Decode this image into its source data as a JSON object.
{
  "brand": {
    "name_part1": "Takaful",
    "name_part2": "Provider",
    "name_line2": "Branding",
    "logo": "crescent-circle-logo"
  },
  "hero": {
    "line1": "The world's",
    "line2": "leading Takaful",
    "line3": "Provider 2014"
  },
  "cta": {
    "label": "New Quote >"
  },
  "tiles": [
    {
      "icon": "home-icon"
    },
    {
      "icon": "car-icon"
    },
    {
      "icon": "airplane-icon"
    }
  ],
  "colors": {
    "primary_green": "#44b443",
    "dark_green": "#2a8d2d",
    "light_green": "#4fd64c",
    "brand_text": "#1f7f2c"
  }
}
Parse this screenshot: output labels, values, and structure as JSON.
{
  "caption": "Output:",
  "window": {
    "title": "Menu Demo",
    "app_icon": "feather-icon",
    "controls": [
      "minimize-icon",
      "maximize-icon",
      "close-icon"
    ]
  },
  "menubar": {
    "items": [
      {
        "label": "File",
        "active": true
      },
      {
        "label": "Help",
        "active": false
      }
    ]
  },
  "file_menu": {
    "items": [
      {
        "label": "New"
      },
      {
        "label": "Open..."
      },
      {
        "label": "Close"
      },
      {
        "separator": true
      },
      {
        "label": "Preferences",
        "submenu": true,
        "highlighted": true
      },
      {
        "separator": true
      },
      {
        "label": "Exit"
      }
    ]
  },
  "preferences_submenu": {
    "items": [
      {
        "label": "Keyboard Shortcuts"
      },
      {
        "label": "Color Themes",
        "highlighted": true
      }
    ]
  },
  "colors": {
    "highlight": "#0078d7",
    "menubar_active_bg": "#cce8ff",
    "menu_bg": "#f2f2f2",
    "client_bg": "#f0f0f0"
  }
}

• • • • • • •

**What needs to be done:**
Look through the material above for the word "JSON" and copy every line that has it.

**Exercise output:**
Decode this image into its source data as a JSON object.
Parse this screenshot: output labels, values, and structure as JSON.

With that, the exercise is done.